Politicians from Obama on down enjoy ‘monuments to me’ with help of your stimulus funds

Last Friday, Orlando, Fla. became the first city to name a road after President Barack Obama. Fittingly, $11,503,000.00 from Obama’s stimulus will fund the 3.3 miles of road combining Pine Hills Road and Mission Road in Orange County.

Mattie Corrao, government affairs manager for Americans for Tax Reform, was not surprised by this recent use of stimulus funds to politicize yet another public works project.

“This is pretty characteristic of the ‘stimulus,’ which was essentially established as a slush fund for political pet projects.” she told The Daily Caller. “It just illustrates how much of the stimulus has been used to politicize and advertise the stimulus itself.”

The most egregious example, she said, was the John Murtha Johnstown-Cambria County Airport — which cost taxpayers nearly $200 million but has seen hardly any passengers except for Congressman Murtha himself, prior to his recent demise.

But President Obama and Congressman Murtha are not the only sitting politicians to have had projects named in their honor. A multitude of current lawmakers are enjoying the pleasure of seeing their appellation tied to what critics call “monuments to me.”

Senator Robert Byrd is notorious for self-aggrandizing public works projects bearing his moniker. Currently the president pro tempore of the Senate has over 30 projects named in his honor. Not too shabby for a former member and Kleagle (recruiter) for the Ku Klux Klan.

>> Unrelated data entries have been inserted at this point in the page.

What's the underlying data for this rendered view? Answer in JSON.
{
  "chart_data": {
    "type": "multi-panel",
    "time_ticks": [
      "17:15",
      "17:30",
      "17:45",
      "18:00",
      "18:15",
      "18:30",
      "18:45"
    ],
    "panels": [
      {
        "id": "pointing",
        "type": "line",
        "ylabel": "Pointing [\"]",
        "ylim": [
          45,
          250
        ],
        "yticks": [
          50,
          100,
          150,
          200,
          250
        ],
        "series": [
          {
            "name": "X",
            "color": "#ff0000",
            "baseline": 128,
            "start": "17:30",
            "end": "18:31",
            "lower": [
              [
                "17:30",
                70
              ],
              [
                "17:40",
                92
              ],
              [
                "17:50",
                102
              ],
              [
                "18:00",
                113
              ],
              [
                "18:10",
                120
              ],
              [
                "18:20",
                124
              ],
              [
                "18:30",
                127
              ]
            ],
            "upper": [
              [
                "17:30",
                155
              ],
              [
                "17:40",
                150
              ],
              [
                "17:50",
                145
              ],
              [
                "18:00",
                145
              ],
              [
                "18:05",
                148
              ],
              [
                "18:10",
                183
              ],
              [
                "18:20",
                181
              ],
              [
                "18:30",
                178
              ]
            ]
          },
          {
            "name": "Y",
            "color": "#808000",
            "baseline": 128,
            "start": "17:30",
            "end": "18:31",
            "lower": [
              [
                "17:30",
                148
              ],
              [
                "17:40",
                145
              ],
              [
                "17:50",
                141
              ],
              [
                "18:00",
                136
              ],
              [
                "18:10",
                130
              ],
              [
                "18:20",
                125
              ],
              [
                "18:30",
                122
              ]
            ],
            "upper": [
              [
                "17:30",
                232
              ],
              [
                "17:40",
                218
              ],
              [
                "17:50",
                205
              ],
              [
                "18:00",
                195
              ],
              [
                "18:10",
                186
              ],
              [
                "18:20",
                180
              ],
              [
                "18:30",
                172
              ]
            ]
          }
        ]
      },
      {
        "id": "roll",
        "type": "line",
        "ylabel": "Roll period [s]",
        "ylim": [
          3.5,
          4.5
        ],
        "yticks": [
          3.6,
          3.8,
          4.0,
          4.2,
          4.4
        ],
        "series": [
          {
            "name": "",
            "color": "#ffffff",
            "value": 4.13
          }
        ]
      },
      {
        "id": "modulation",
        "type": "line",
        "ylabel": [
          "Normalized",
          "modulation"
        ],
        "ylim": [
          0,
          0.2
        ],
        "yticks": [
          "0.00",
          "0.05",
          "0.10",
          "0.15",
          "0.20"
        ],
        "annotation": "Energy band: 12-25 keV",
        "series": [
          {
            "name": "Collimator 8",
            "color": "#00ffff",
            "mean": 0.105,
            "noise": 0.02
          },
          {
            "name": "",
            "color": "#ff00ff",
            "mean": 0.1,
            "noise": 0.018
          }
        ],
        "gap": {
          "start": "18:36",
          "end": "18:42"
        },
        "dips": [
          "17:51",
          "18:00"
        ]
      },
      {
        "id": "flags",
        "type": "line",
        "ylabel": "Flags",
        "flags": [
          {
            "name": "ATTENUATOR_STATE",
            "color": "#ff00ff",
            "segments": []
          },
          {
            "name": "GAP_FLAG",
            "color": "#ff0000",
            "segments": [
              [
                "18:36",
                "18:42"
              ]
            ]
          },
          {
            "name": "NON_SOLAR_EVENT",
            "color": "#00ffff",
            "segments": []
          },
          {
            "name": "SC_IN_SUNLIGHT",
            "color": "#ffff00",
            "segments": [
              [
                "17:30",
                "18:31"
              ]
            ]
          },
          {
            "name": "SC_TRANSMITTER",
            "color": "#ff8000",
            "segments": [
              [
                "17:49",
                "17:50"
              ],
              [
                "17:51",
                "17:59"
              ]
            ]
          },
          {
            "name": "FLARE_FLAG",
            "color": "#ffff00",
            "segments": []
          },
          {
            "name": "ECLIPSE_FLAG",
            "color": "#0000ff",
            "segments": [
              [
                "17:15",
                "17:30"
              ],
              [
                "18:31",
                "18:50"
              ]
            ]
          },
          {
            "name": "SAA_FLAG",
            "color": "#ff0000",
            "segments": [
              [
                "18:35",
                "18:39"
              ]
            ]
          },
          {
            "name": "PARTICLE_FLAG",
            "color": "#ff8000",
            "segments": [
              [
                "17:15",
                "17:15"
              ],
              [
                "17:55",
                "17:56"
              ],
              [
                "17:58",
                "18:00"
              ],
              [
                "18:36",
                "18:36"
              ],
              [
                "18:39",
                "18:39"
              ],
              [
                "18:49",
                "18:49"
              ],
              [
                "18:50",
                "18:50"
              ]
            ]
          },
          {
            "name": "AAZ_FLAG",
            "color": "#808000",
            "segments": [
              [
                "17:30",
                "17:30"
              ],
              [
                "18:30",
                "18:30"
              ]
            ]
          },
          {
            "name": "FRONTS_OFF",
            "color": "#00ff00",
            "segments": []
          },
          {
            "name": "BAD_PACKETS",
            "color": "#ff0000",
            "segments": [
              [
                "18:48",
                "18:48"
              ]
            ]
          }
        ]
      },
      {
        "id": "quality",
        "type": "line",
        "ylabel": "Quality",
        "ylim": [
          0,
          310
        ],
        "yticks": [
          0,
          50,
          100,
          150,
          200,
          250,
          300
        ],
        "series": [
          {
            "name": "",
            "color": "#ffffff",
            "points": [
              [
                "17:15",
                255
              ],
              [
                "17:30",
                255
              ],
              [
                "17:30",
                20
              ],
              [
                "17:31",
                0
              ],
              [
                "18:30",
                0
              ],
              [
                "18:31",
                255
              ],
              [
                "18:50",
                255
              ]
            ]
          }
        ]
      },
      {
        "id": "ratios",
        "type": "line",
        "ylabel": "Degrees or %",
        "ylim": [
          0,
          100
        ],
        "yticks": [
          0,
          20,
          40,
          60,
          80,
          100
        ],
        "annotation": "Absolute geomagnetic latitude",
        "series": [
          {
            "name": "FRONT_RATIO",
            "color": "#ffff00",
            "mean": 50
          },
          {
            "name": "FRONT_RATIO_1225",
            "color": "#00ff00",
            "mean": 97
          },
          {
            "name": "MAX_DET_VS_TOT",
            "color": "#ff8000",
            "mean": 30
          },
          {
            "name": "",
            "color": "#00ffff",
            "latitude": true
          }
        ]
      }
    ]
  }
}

The Robert C. Byrd “Soul of the Senate” website boasts of such projects as:

Robert C. Byrd Academic and Technology Center

Robert C. Byrd addition to the lodge at Oglebay Park, Wheeling

Byrd Aerospace Technology Center

Robert C. Byrd Bridge between Huntington and Chesapeake, Ohio

Robert C. Byrd Cancer Research Center

Robert C. Byrd Clinical Addition to the veteran’s hospital in Huntington

Robert C. Byrd Community Center, Pine Grove

Robert C. Byrd Community Center in the naval station, Sugar Grove

Robert C. Byrd Drive, from Beckley to Sophia (Byrd’s hometown)

Robert C. Byrd Expressway, U.S. 22 near Weirton

Robert C. Byrd Federal Building

Robert C. Byrd Federal Courthouse

Robert C. Byrd Freeway

Robert C. Byrd Green Bank Telescope

Robert C. Byrd Hardwood Technologies Center, near Princeton

Robert C. Byrd Health Sciences Center of West Virginia

Robert C. Byrd High school in Bridgeport

Robert C. Byrd Highway

Robert C. Byrd Hilltop Office Complex, Mineral County

Robert C. Byrd Honors Scholarships

Robert C. Byrd Industrial Park, Hardy County

Robert C. Byrd Institute in Charleston

Robert C. Byrd Institute for Advanced Flexible Manufacturing

Robert C. Byrd Library and Robert C. Byrd Learning Resource Center

Robert C. Byrd Life Long Learning Center

Robert C. Byrd Locks and Dam

Robert C. Byrd National Technology Transfer Center

Robert C. Byrd Rural Health Center